EXERCISE: This exercise calls for all the entries that follow to be set down exactly, without their images.

SUPPLIED RECORDS:
● ● ● ● ●

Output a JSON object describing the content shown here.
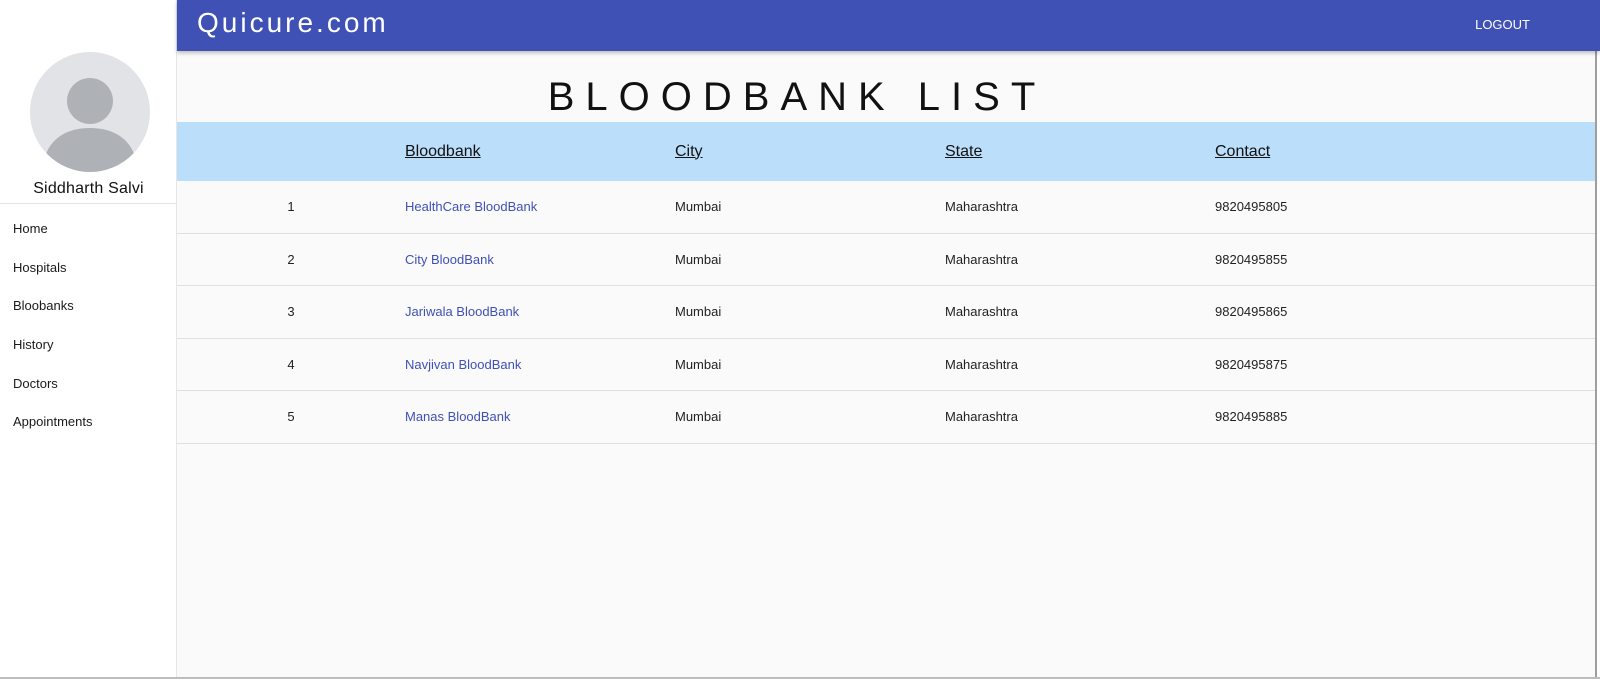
{
  "app": {
    "brand": "Quicure.com",
    "logout_label": "LOGOUT",
    "accent_color": "#3f51b5",
    "header_row_color": "#bbdefb"
  },
  "user": {
    "name": "Siddharth Salvi",
    "avatar_icon": "user-silhouette-icon"
  },
  "sidebar": {
    "items": [
      {
        "label": "Home"
      },
      {
        "label": "Hospitals"
      },
      {
        "label": "Bloobanks"
      },
      {
        "label": "History"
      },
      {
        "label": "Doctors"
      },
      {
        "label": "Appointments"
      }
    ]
  },
  "page": {
    "title": "BLOODBANK LIST"
  },
  "table": {
    "columns": [
      "",
      "Bloodbank",
      "City",
      "State",
      "Contact"
    ],
    "rows": [
      {
        "index": "1",
        "bloodbank": "HealthCare BloodBank",
        "city": "Mumbai",
        "state": "Maharashtra",
        "contact": "9820495805"
      },
      {
        "index": "2",
        "bloodbank": "City BloodBank",
        "city": "Mumbai",
        "state": "Maharashtra",
        "contact": "9820495855"
      },
      {
        "index": "3",
        "bloodbank": "Jariwala BloodBank",
        "city": "Mumbai",
        "state": "Maharashtra",
        "contact": "9820495865"
      },
      {
        "index": "4",
        "bloodbank": "Navjivan BloodBank",
        "city": "Mumbai",
        "state": "Maharashtra",
        "contact": "9820495875"
      },
      {
        "index": "5",
        "bloodbank": "Manas BloodBank",
        "city": "Mumbai",
        "state": "Maharashtra",
        "contact": "9820495885"
      }
    ]
  }
}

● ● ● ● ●

COMPLETED TASK:
Output a JSON object describing the content shown here.
{
  "app": {
    "brand": "Quicure.com",
    "logout_label": "LOGOUT",
    "accent_color": "#3f51b5",
    "header_row_color": "#bbdefb"
  },
  "user": {
    "name": "Siddharth Salvi",
    "avatar_icon": "user-silhouette-icon"
  },
  "sidebar": {
    "items": [
      {
        "label": "Home"
      },
      {
        "label": "Hospitals"
      },
      {
        "label": "Bloobanks"
      },
      {
        "label": "History"
      },
      {
        "label": "Doctors"
      },
      {
        "label": "Appointments"
      }
    ]
  },
  "page": {
    "title": "BLOODBANK LIST"
  },
  "table": {
    "columns": [
      "",
      "Bloodbank",
      "City",
      "State",
      "Contact"
    ],
    "rows": [
      {
        "index": "1",
        "bloodbank": "HealthCare BloodBank",
        "city": "Mumbai",
        "state": "Maharashtra",
        "contact": "9820495805"
      },
      {
        "index": "2",
        "bloodbank": "City BloodBank",
        "city": "Mumbai",
        "state": "Maharashtra",
        "contact": "9820495855"
      },
      {
        "index": "3",
        "bloodbank": "Jariwala BloodBank",
        "city": "Mumbai",
        "state": "Maharashtra",
        "contact": "9820495865"
      },
      {
        "index": "4",
        "bloodbank": "Navjivan BloodBank",
        "city": "Mumbai",
        "state": "Maharashtra",
        "contact": "9820495875"
      },
      {
        "index": "5",
        "bloodbank": "Manas BloodBank",
        "city": "Mumbai",
        "state": "Maharashtra",
        "contact": "9820495885"
      }
    ]
  }
}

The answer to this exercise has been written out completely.